* **WHAT IS NEEDED**
Please copy out every line in the records below that includes the word "placeholder".

(Records excerpted from a collection)
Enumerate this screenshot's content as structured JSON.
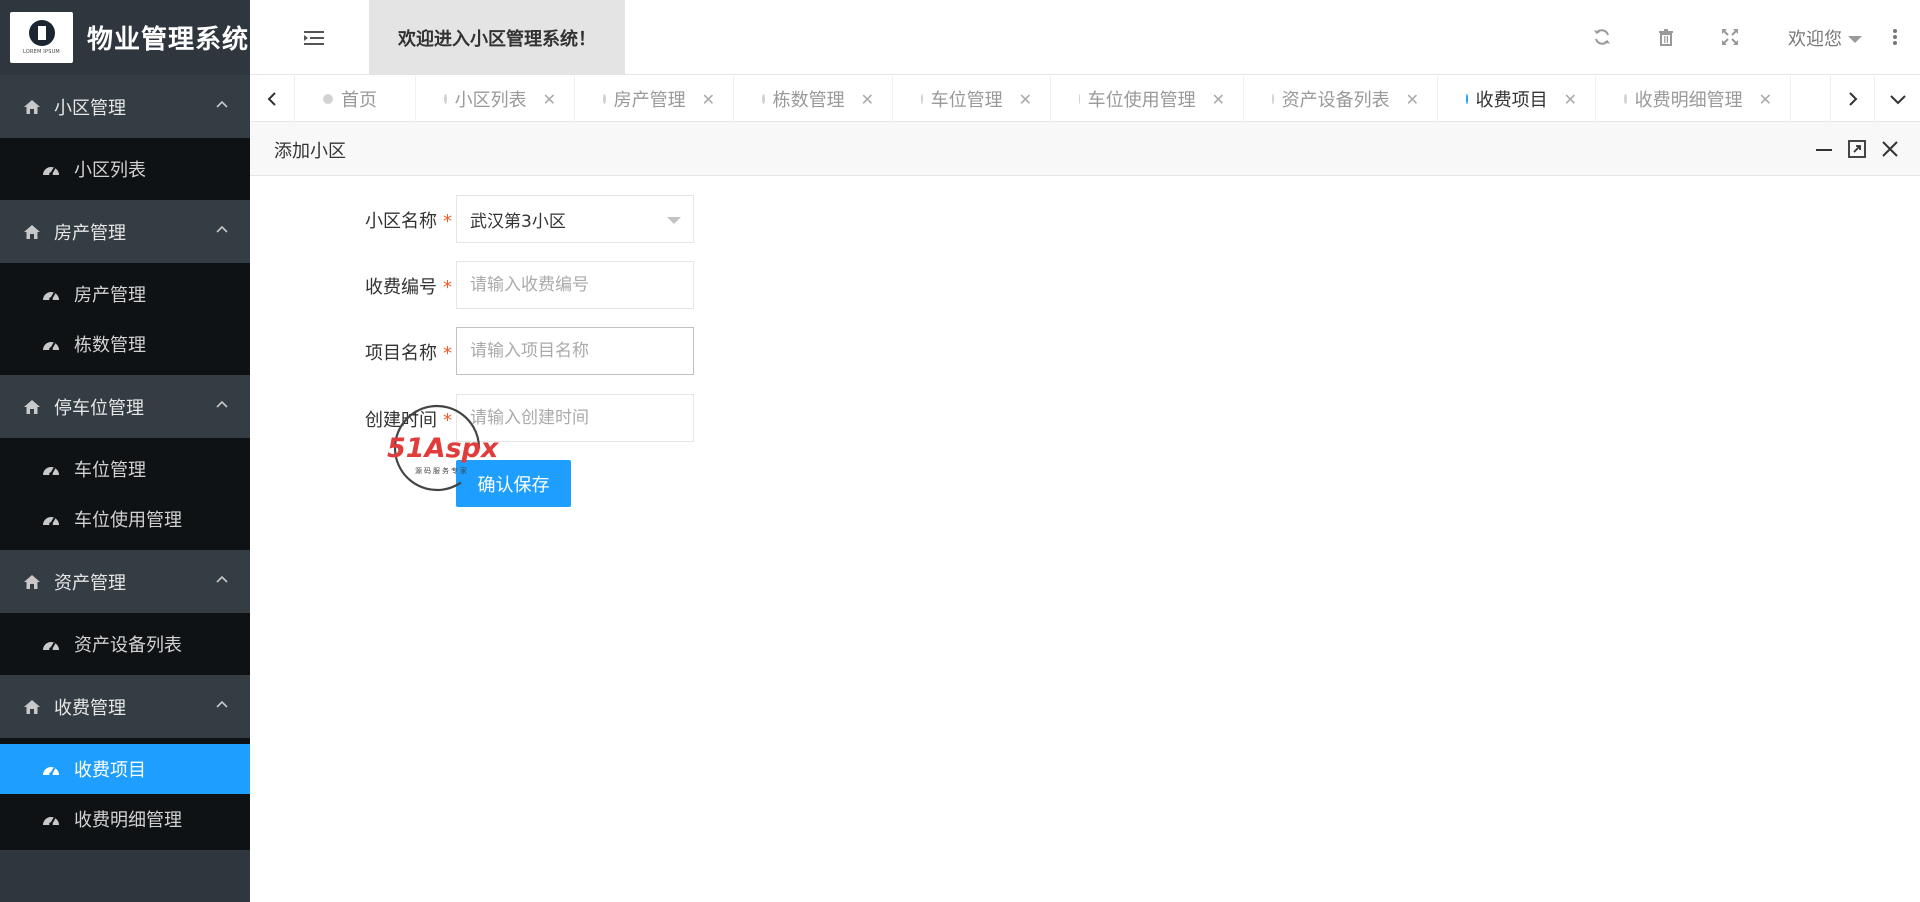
{
  "app": {
    "title": "物业管理系统",
    "logo_caption": "LOREM IPSUM"
  },
  "header": {
    "welcome": "欢迎进入小区管理系统！",
    "user_label": "欢迎您"
  },
  "sidebar": {
    "groups": [
      {
        "label": "小区管理",
        "items": [
          {
            "label": "小区列表"
          }
        ]
      },
      {
        "label": "房产管理",
        "items": [
          {
            "label": "房产管理"
          },
          {
            "label": "栋数管理"
          }
        ]
      },
      {
        "label": "停车位管理",
        "items": [
          {
            "label": "车位管理"
          },
          {
            "label": "车位使用管理"
          }
        ]
      },
      {
        "label": "资产管理",
        "items": [
          {
            "label": "资产设备列表"
          }
        ]
      },
      {
        "label": "收费管理",
        "items": [
          {
            "label": "收费项目",
            "active": true
          },
          {
            "label": "收费明细管理"
          }
        ]
      }
    ]
  },
  "tabs": [
    {
      "label": "首页"
    },
    {
      "label": "小区列表"
    },
    {
      "label": "房产管理"
    },
    {
      "label": "栋数管理"
    },
    {
      "label": "车位管理"
    },
    {
      "label": "车位使用管理"
    },
    {
      "label": "资产设备列表"
    },
    {
      "label": "收费项目",
      "active": true
    },
    {
      "label": "收费明细管理"
    }
  ],
  "panel": {
    "title": "添加小区"
  },
  "form": {
    "community": {
      "label": "小区名称",
      "value": "武汉第3小区"
    },
    "fee_code": {
      "label": "收费编号",
      "placeholder": "请输入收费编号"
    },
    "item_name": {
      "label": "项目名称",
      "placeholder": "请输入项目名称"
    },
    "created_time": {
      "label": "创建时间",
      "placeholder": "请输入创建时间"
    },
    "required_mark": "*",
    "submit_label": "确认保存"
  },
  "watermark": {
    "brand": "51Aspx",
    "tagline": "源码服务专家"
  },
  "colors": {
    "sidebar_bg": "#2f363d",
    "submenu_bg": "#0f1215",
    "accent": "#1E9FFF",
    "required": "#ff5722"
  }
}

* **ANSWER BELOW**
      "placeholder": "请输入收费编号"
      "placeholder": "请输入项目名称"
      "placeholder": "请输入创建时间"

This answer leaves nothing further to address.